    money is also a commodity, many commodities can be used as currencies, but that does not make them therefore money, (legal tender).

    Bitcon's are a commodity, and a currency (they can be used for trade), just like a farmer uses chickens to trade for seed, but that does not make chickens money, even if they are sometimes used as a currency, and are a commodity.

    Money is legal tender, its is what HAS to be accepted as currency, a vendor may accept other forms of currency (like chickens), but again that does not make it legal tender, or 'money'.
    So bitcons can be a commodity and currency, but its just not money.
    • Legal tender is not illegal.

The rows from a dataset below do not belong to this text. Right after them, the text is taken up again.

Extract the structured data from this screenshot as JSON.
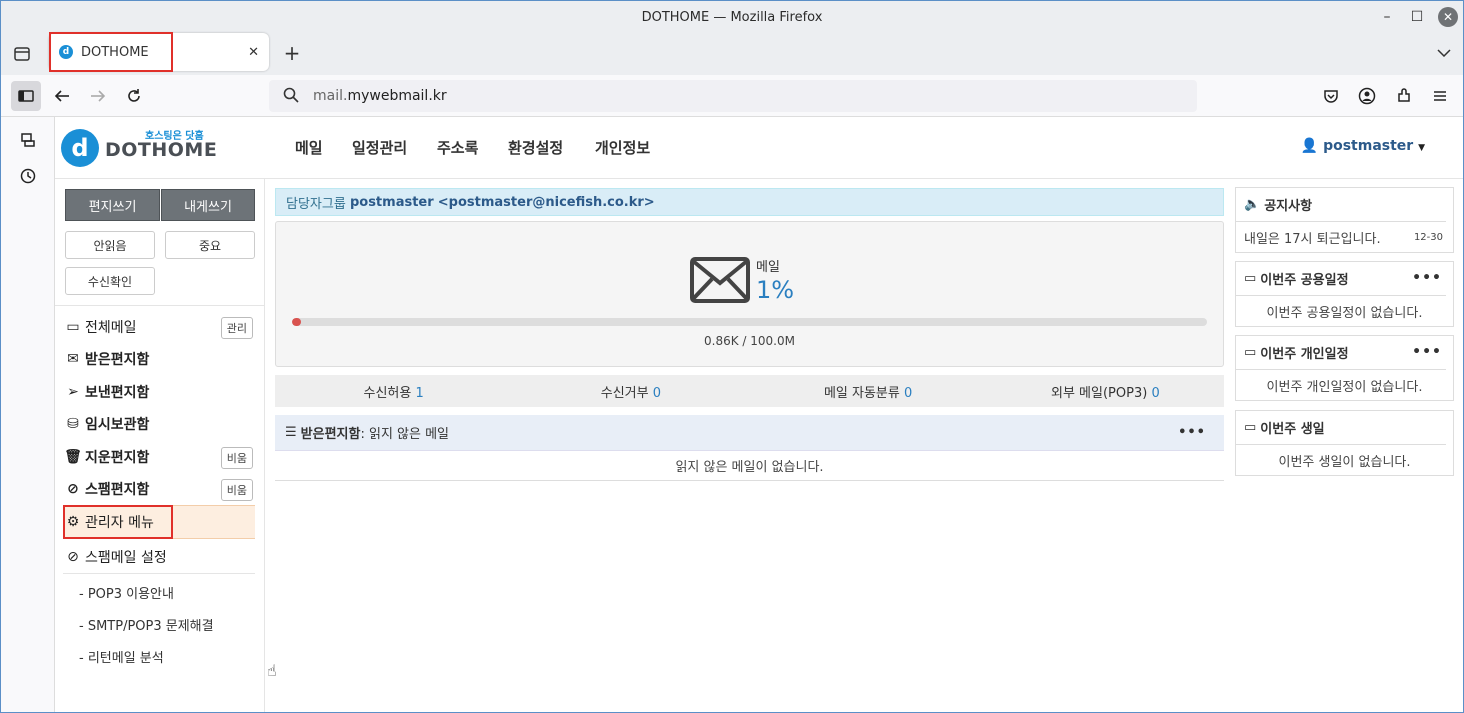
{
  "window": {
    "title": "DOTHOME — Mozilla Firefox"
  },
  "browser": {
    "tab_title": "DOTHOME",
    "url_prefix": "mail.",
    "url_domain": "mywebmail.kr"
  },
  "site": {
    "logo_tagline": "호스팅은 닷홈",
    "logo_name": "DOTHOME",
    "nav": [
      {
        "label": "메일"
      },
      {
        "label": "일정관리"
      },
      {
        "label": "주소록"
      },
      {
        "label": "환경설정"
      },
      {
        "label": "개인정보"
      }
    ],
    "user": "postmaster"
  },
  "left": {
    "compose": "편지쓰기",
    "self_compose": "내게쓰기",
    "unread": "안읽음",
    "important": "중요",
    "receipt": "수신확인",
    "menu": [
      {
        "label": "전체메일",
        "tag": "관리"
      },
      {
        "label": "받은편지함",
        "tag": ""
      },
      {
        "label": "보낸편지함",
        "tag": ""
      },
      {
        "label": "임시보관함",
        "tag": ""
      },
      {
        "label": "지운편지함",
        "tag": "비움"
      },
      {
        "label": "스팸편지함",
        "tag": "비움"
      }
    ],
    "admin_menu": "관리자 메뉴",
    "spam_settings": "스팸메일 설정",
    "links": [
      "- POP3 이용안내",
      "- SMTP/POP3 문제해결",
      "- 리턴메일 분석"
    ]
  },
  "main": {
    "group_label": "담당자그룹",
    "account_name": "postmaster",
    "account_email": "<postmaster@nicefish.co.kr>",
    "quota_label": "메일",
    "quota_percent": "1%",
    "quota_fraction": 0.01,
    "quota_usage": "0.86K / 100.0M",
    "stats": [
      {
        "label": "수신허용",
        "value": "1"
      },
      {
        "label": "수신거부",
        "value": "0"
      },
      {
        "label": "메일 자동분류",
        "value": "0"
      },
      {
        "label": "외부 메일(POP3)",
        "value": "0"
      }
    ],
    "inbox_title": "받은편지함",
    "inbox_sub": " : 읽지 않은 메일",
    "inbox_empty": "읽지 않은 메일이 없습니다."
  },
  "right": {
    "notice_title": "공지사항",
    "notice_text": "내일은 17시 퇴근입니다.",
    "notice_date": "12-30",
    "shared_title": "이번주 공용일정",
    "shared_empty": "이번주 공용일정이 없습니다.",
    "personal_title": "이번주 개인일정",
    "personal_empty": "이번주 개인일정이 없습니다.",
    "birthday_title": "이번주 생일",
    "birthday_empty": "이번주 생일이 없습니다."
  },
  "colors": {
    "highlight": "#e0302a",
    "link": "#2c5a8a",
    "logo": "#1a8fd6"
  }
}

      If you want to talk about strict definitions, say, just settle on that from the Oxford's Dictionery and forget about it. Gold was once money and now you can't pay tax with gold. It is illegal not to accept that legal tender is legal.
    • Don't think so

      It seems to me that a commodity is valuable in and of itself, not merely as a medium of exchange. Thus, metals and grain are commodities; dollars and poker chips are not. Bitcoin would fall in the latter category.
      John L. Ries
      • but money does have value

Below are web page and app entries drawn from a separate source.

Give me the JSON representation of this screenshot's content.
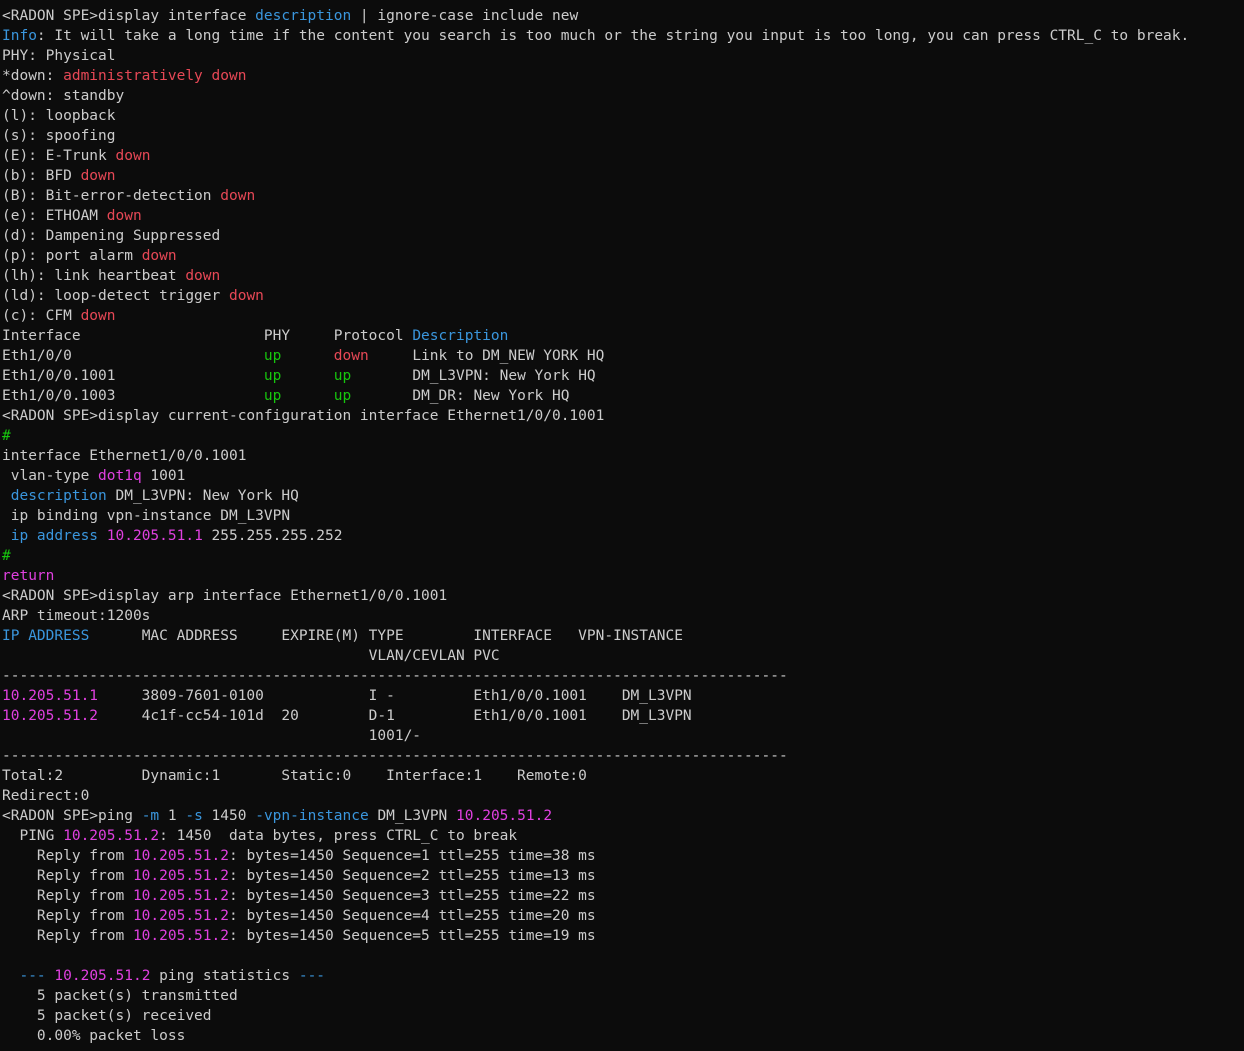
{
  "colors": {
    "background": "#0c0c0c",
    "default": "#cccccc",
    "blue": "#3a96dd",
    "red": "#e74856",
    "green": "#16c60c",
    "magenta": "#e040e0"
  },
  "lines": [
    [
      [
        "w",
        "<RADON SPE>display interface "
      ],
      [
        "b",
        "description"
      ],
      [
        "w",
        " | ignore-case include new"
      ]
    ],
    [
      [
        "b",
        "Info"
      ],
      [
        "w",
        ": It will take a long time if the content you search is too much or the string you input is too long, you can press CTRL_C to break."
      ]
    ],
    [
      [
        "w",
        "PHY: Physical"
      ]
    ],
    [
      [
        "w",
        "*down: "
      ],
      [
        "r",
        "administratively down"
      ]
    ],
    [
      [
        "w",
        "^down: standby"
      ]
    ],
    [
      [
        "w",
        "(l): loopback"
      ]
    ],
    [
      [
        "w",
        "(s): spoofing"
      ]
    ],
    [
      [
        "w",
        "(E): E-Trunk "
      ],
      [
        "r",
        "down"
      ]
    ],
    [
      [
        "w",
        "(b): BFD "
      ],
      [
        "r",
        "down"
      ]
    ],
    [
      [
        "w",
        "(B): Bit-error-detection "
      ],
      [
        "r",
        "down"
      ]
    ],
    [
      [
        "w",
        "(e): ETHOAM "
      ],
      [
        "r",
        "down"
      ]
    ],
    [
      [
        "w",
        "(d): Dampening Suppressed"
      ]
    ],
    [
      [
        "w",
        "(p): port alarm "
      ],
      [
        "r",
        "down"
      ]
    ],
    [
      [
        "w",
        "(lh): link heartbeat "
      ],
      [
        "r",
        "down"
      ]
    ],
    [
      [
        "w",
        "(ld): loop-detect trigger "
      ],
      [
        "r",
        "down"
      ]
    ],
    [
      [
        "w",
        "(c): CFM "
      ],
      [
        "r",
        "down"
      ]
    ],
    [
      [
        "w",
        "Interface                     PHY     Protocol "
      ],
      [
        "b",
        "Description"
      ]
    ],
    [
      [
        "w",
        "Eth1/0/0                      "
      ],
      [
        "g",
        "up"
      ],
      [
        "w",
        "      "
      ],
      [
        "r",
        "down"
      ],
      [
        "w",
        "     Link to DM_NEW YORK HQ"
      ]
    ],
    [
      [
        "w",
        "Eth1/0/0.1001                 "
      ],
      [
        "g",
        "up"
      ],
      [
        "w",
        "      "
      ],
      [
        "g",
        "up"
      ],
      [
        "w",
        "       DM_L3VPN: New York HQ"
      ]
    ],
    [
      [
        "w",
        "Eth1/0/0.1003                 "
      ],
      [
        "g",
        "up"
      ],
      [
        "w",
        "      "
      ],
      [
        "g",
        "up"
      ],
      [
        "w",
        "       DM_DR: New York HQ"
      ]
    ],
    [
      [
        "w",
        "<RADON SPE>display current-configuration interface Ethernet1/0/0.1001"
      ]
    ],
    [
      [
        "g",
        "#"
      ]
    ],
    [
      [
        "w",
        "interface Ethernet1/0/0.1001"
      ]
    ],
    [
      [
        "w",
        " vlan-type "
      ],
      [
        "m",
        "dot1q"
      ],
      [
        "w",
        " 1001"
      ]
    ],
    [
      [
        "w",
        " "
      ],
      [
        "b",
        "description"
      ],
      [
        "w",
        " DM_L3VPN: New York HQ"
      ]
    ],
    [
      [
        "w",
        " ip binding vpn-instance DM_L3VPN"
      ]
    ],
    [
      [
        "w",
        " "
      ],
      [
        "b",
        "ip address"
      ],
      [
        "w",
        " "
      ],
      [
        "m",
        "10.205.51.1"
      ],
      [
        "w",
        " 255.255.255.252"
      ]
    ],
    [
      [
        "g",
        "#"
      ]
    ],
    [
      [
        "m",
        "return"
      ]
    ],
    [
      [
        "w",
        "<RADON SPE>display arp interface Ethernet1/0/0.1001"
      ]
    ],
    [
      [
        "w",
        "ARP timeout:1200s"
      ]
    ],
    [
      [
        "b",
        "IP ADDRESS"
      ],
      [
        "w",
        "      MAC ADDRESS     EXPIRE(M) TYPE        INTERFACE   VPN-INSTANCE"
      ]
    ],
    [
      [
        "w",
        "                                          VLAN/CEVLAN PVC"
      ]
    ],
    [
      [
        "w",
        "------------------------------------------------------------------------------------------"
      ]
    ],
    [
      [
        "m",
        "10.205.51.1"
      ],
      [
        "w",
        "     3809-7601-0100            I -         Eth1/0/0.1001    DM_L3VPN"
      ]
    ],
    [
      [
        "m",
        "10.205.51.2"
      ],
      [
        "w",
        "     4c1f-cc54-101d  20        D-1         Eth1/0/0.1001    DM_L3VPN"
      ]
    ],
    [
      [
        "w",
        "                                          1001/-"
      ]
    ],
    [
      [
        "w",
        "------------------------------------------------------------------------------------------"
      ]
    ],
    [
      [
        "w",
        "Total:2         Dynamic:1       Static:0    Interface:1    Remote:0"
      ]
    ],
    [
      [
        "w",
        "Redirect:0"
      ]
    ],
    [
      [
        "w",
        "<RADON SPE>ping "
      ],
      [
        "b",
        "-m"
      ],
      [
        "w",
        " 1 "
      ],
      [
        "b",
        "-s"
      ],
      [
        "w",
        " 1450 "
      ],
      [
        "b",
        "-vpn-instance"
      ],
      [
        "w",
        " DM_L3VPN "
      ],
      [
        "m",
        "10.205.51.2"
      ]
    ],
    [
      [
        "w",
        "  PING "
      ],
      [
        "m",
        "10.205.51.2"
      ],
      [
        "w",
        ": 1450  data bytes, press CTRL_C to break"
      ]
    ],
    [
      [
        "w",
        "    Reply from "
      ],
      [
        "m",
        "10.205.51.2"
      ],
      [
        "w",
        ": bytes=1450 Sequence=1 ttl=255 time=38 ms"
      ]
    ],
    [
      [
        "w",
        "    Reply from "
      ],
      [
        "m",
        "10.205.51.2"
      ],
      [
        "w",
        ": bytes=1450 Sequence=2 ttl=255 time=13 ms"
      ]
    ],
    [
      [
        "w",
        "    Reply from "
      ],
      [
        "m",
        "10.205.51.2"
      ],
      [
        "w",
        ": bytes=1450 Sequence=3 ttl=255 time=22 ms"
      ]
    ],
    [
      [
        "w",
        "    Reply from "
      ],
      [
        "m",
        "10.205.51.2"
      ],
      [
        "w",
        ": bytes=1450 Sequence=4 ttl=255 time=20 ms"
      ]
    ],
    [
      [
        "w",
        "    Reply from "
      ],
      [
        "m",
        "10.205.51.2"
      ],
      [
        "w",
        ": bytes=1450 Sequence=5 ttl=255 time=19 ms"
      ]
    ],
    [
      [
        "w",
        ""
      ]
    ],
    [
      [
        "w",
        "  "
      ],
      [
        "b",
        "---"
      ],
      [
        "w",
        " "
      ],
      [
        "m",
        "10.205.51.2"
      ],
      [
        "w",
        " ping statistics "
      ],
      [
        "b",
        "---"
      ]
    ],
    [
      [
        "w",
        "    5 packet(s) transmitted"
      ]
    ],
    [
      [
        "w",
        "    5 packet(s) received"
      ]
    ],
    [
      [
        "w",
        "    0.00% packet loss"
      ]
    ]
  ]
}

        I can pull a fiver out of my pocket and purchase a cup of coffee, that $5 has inherent value, its legal tender, and a commodity, money has value because of the economy that backs it.

        Bitcoins don't have a supporting economy, the only value inherent in bitcoins is the dollar value assigned to it.
        That value is only real is someone is willing to pay dollars for it.

        A $640 dollar bitcoin is worth nothing unless someone is willing to pay for it with $640 dollars of real money.
        But that $640 dollars will always be worth $640 dollars..
        • You just don't understand

          "But that $640 dollars will always be worth $640 dollars.."

          Aussie_Troll, your closing statement highlights that you do not understand this stuff.

          Inherent value exists regardless of nation or law. Grain and livestock, for example. Gold and silver, technically speaking, have notable physical properties like conductivity, malleability, etc. Money (paper & coin) can easily become useless, such as in times of war.
        • Bitcoin is true money

          You should know that there are many who are pro-bitcoin and they have reasons; and certainly not all of those are fools. I understand you very well; the moment you talk about intrinsic values of currency, money and about the USD being backed by governments means that you cannot yet understand why bitcoin is not as you imagine. One cannot have real knowledge unless one has the basics. The absolute pre-requisite to understand Bitcoin are: 1) a little formal understanding of money, fractional reserve banking.2) some technical knowledge about computer science and how the internet works (for the technical part of bitcoin). Bitcoin is true money - as true as the national currencies existing now.